Trauma-Informed Care’s Role in Addressing Trauma
Trauma-informed care aims to address healing and recovery from trauma, without unintentionally re-traumatizing the patient. TIC operates under the assumption that a person is more likely than not to have a history of some type of trauma. By recognizing trauma symptoms and acknowledging the role that trauma plays in shaping a person’s life, the level of care given appropriately guides the patient towards healing.
When it comes to substance abuse and trauma, it is important to understand that patients may abuse drugs or alcohol as a survival skill as a result of trauma. The ability to consider that perspective gives healthcare providers a much better chance of providing adequate care and guidance. Substance abuse and trauma often go hand-in-hand, where a cycle creates a traumatic childhood experience followed by substance use and so on and so forth. Children who grow up in a household where substance abuse is an issue are often exposed to trauma.

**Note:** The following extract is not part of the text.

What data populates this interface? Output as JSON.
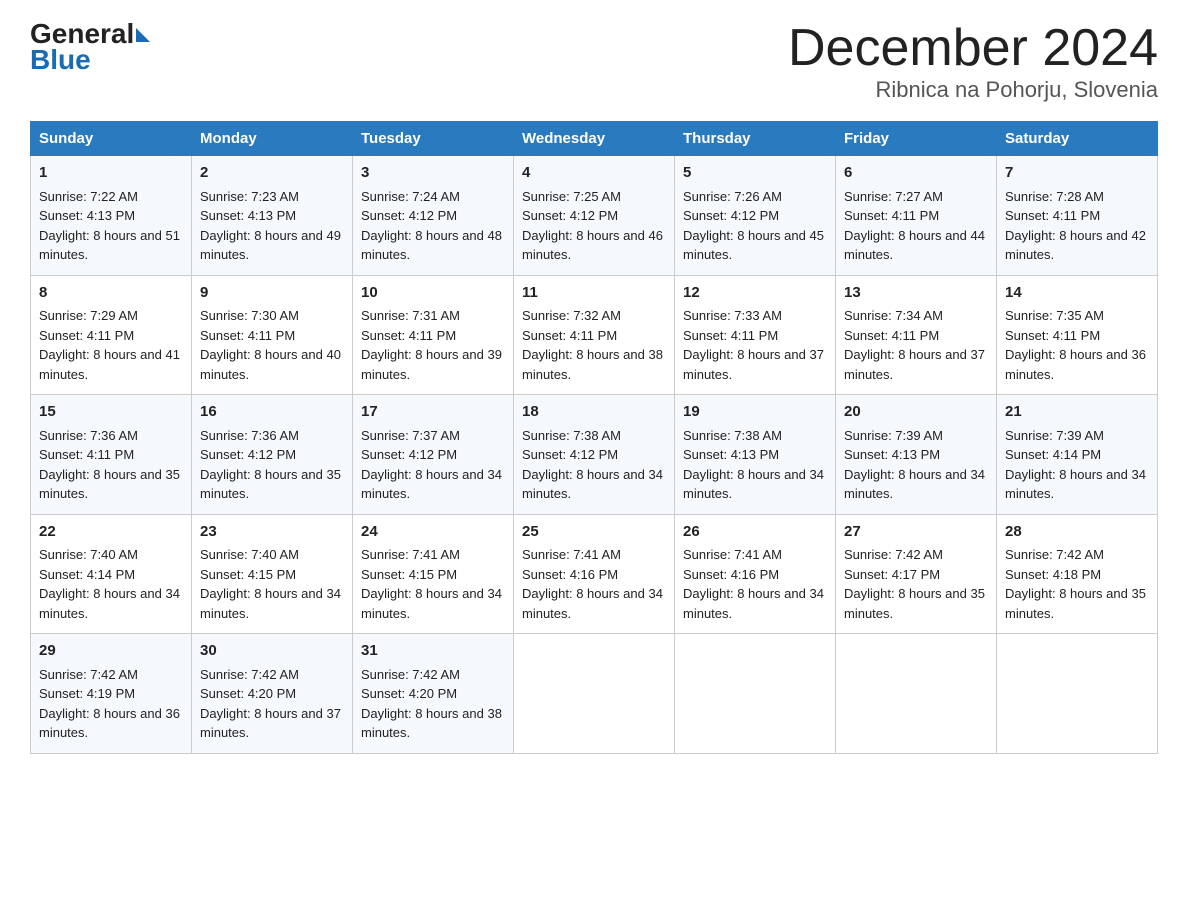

Trauma has no universal definition. However, the Substance Abuse and Mental Health Services Administration (SAMHSA) provides a definition often cited by healthcare professionals. “Individual trauma results from an event, series of events, or set of circumstances that is experienced by an individual as physically or emotionally harmful or life-threatening and that has lasting adverse effects on the individual’s functioning and mental, physical, social, emotional, or spiritual well-being.”
Trauma-informed care addresses trauma by focusing on these concepts:
Acknowledging the pervasive impact of trauma and understanding possible paths for recovery
Identifying the symptoms of trauma in individuals and families, as well as staff
Ensuring that practices, policies, and procedures are incorporate knowledge about trauma
Actively aiming to avoid re-traumatization
A trauma-informed healthcare provider understands trauma’s widespread impact. In doing so, they are able to guide individuals and families with a unique perspective and a strategic approach to avoid re-traumatization.
In all levels of care, tolerance and empathy are crucial components of healing. Utilizing the trauma-informed care approach, patients are put in a position to heal and recover knowing that they are being guided with understanding. All patients deserve to be treated in a setting that facilitates compassion, kindness, and open-mindedness. Trauma-informed care has proven to penetrate emotional barriers and unearth incredible breakthroughs for both patients and healthcare providers.